REQUIRED ACTION - Locate each line with the string "lightbulb" in the listing below and copy it.

SOURCE DATA -
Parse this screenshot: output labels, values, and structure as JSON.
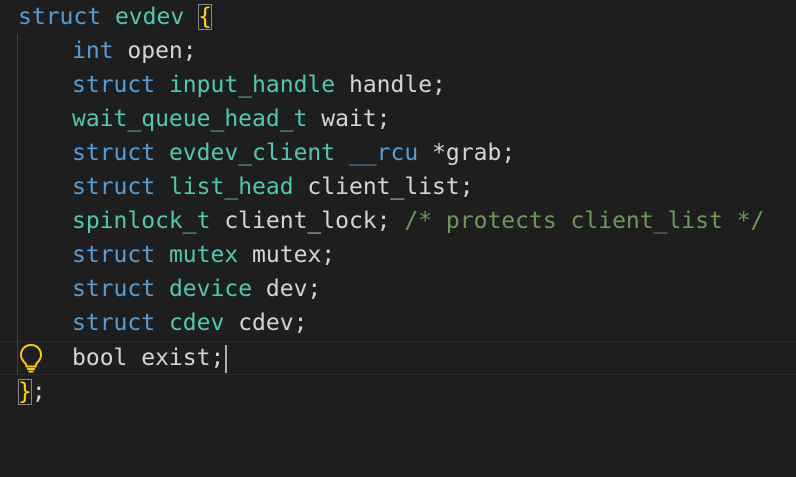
{
  "editor": {
    "lines": [
      {
        "tokens": [
          {
            "t": "struct",
            "c": "kw"
          },
          {
            "t": " ",
            "c": "pl"
          },
          {
            "t": "evdev",
            "c": "ty"
          },
          {
            "t": " ",
            "c": "pl"
          },
          {
            "t": "{",
            "c": "br"
          }
        ]
      },
      {
        "tokens": [
          {
            "t": "int",
            "c": "kw"
          },
          {
            "t": " open;",
            "c": "pl"
          }
        ]
      },
      {
        "tokens": [
          {
            "t": "struct",
            "c": "kw"
          },
          {
            "t": " ",
            "c": "pl"
          },
          {
            "t": "input_handle",
            "c": "ty"
          },
          {
            "t": " handle;",
            "c": "pl"
          }
        ]
      },
      {
        "tokens": [
          {
            "t": "wait_queue_head_t",
            "c": "ty"
          },
          {
            "t": " wait;",
            "c": "pl"
          }
        ]
      },
      {
        "tokens": [
          {
            "t": "struct",
            "c": "kw"
          },
          {
            "t": " ",
            "c": "pl"
          },
          {
            "t": "evdev_client",
            "c": "ty"
          },
          {
            "t": " ",
            "c": "pl"
          },
          {
            "t": "__rcu",
            "c": "macro"
          },
          {
            "t": " *grab;",
            "c": "pl"
          }
        ]
      },
      {
        "tokens": [
          {
            "t": "struct",
            "c": "kw"
          },
          {
            "t": " ",
            "c": "pl"
          },
          {
            "t": "list_head",
            "c": "ty"
          },
          {
            "t": " client_list;",
            "c": "pl"
          }
        ]
      },
      {
        "tokens": [
          {
            "t": "spinlock_t",
            "c": "ty"
          },
          {
            "t": " client_lock; ",
            "c": "pl"
          },
          {
            "t": "/* protects client_list */",
            "c": "cm"
          }
        ]
      },
      {
        "tokens": [
          {
            "t": "struct",
            "c": "kw"
          },
          {
            "t": " ",
            "c": "pl"
          },
          {
            "t": "mutex",
            "c": "ty"
          },
          {
            "t": " mutex;",
            "c": "pl"
          }
        ]
      },
      {
        "tokens": [
          {
            "t": "struct",
            "c": "kw"
          },
          {
            "t": " ",
            "c": "pl"
          },
          {
            "t": "device",
            "c": "ty"
          },
          {
            "t": " dev;",
            "c": "pl"
          }
        ]
      },
      {
        "tokens": [
          {
            "t": "struct",
            "c": "kw"
          },
          {
            "t": " ",
            "c": "pl"
          },
          {
            "t": "cdev",
            "c": "ty"
          },
          {
            "t": " cdev;",
            "c": "pl"
          }
        ]
      },
      {
        "tokens": [
          {
            "t": "bool exist;",
            "c": "pl"
          }
        ]
      },
      {
        "tokens": [
          {
            "t": "}",
            "c": "br"
          },
          {
            "t": ";",
            "c": "pl"
          }
        ]
      }
    ],
    "lightbulb_icon": "lightbulb-icon",
    "colors": {
      "background": "#1e1e1e",
      "keyword": "#569cd6",
      "type": "#4ec9b0",
      "plain": "#d4d4d4",
      "comment": "#6a9955",
      "bracket": "#ffd700",
      "lightbulb": "#ffcc00"
    }
  }
}
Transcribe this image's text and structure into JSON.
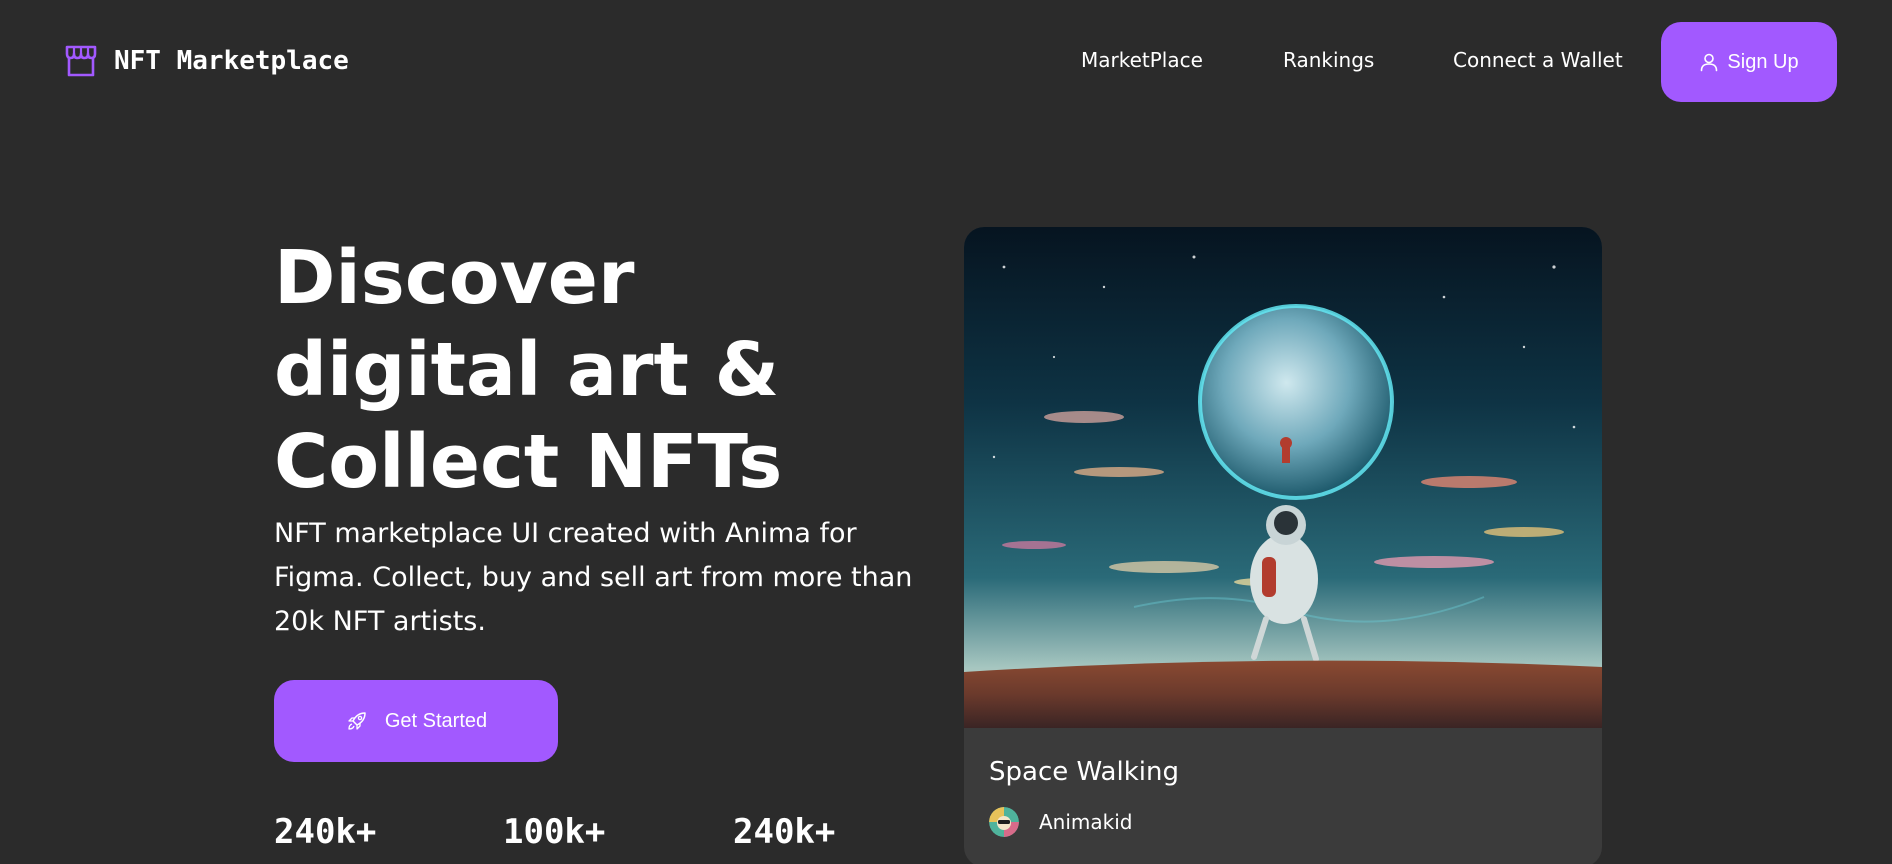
{
  "brand": {
    "name": "NFT Marketplace",
    "accent": "#a259ff",
    "background": "#2b2b2b",
    "card_background": "#3b3b3b",
    "logo_icon": "storefront-icon"
  },
  "nav": {
    "links": [
      "MarketPlace",
      "Rankings",
      "Connect a Wallet"
    ],
    "signup_label": "Sign Up",
    "signup_icon": "user-icon"
  },
  "hero": {
    "title": "Discover\ndigital art &\nCollect NFTs",
    "description": "NFT marketplace UI created with Anima for Figma. Collect, buy and sell art from more than 20k NFT artists.",
    "cta_label": "Get Started",
    "cta_icon": "rocket-launch-icon",
    "stats": [
      "240k+",
      "100k+",
      "240k+"
    ]
  },
  "featured": {
    "title": "Space Walking",
    "artist": "Animakid",
    "artwork_icon": "astronaut-planet-artwork",
    "avatar_icon": "artist-avatar"
  }
}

TASK RESULT -
    "lightbulb_icon": "lightbulb-icon",
      "lightbulb": "#ffcc00"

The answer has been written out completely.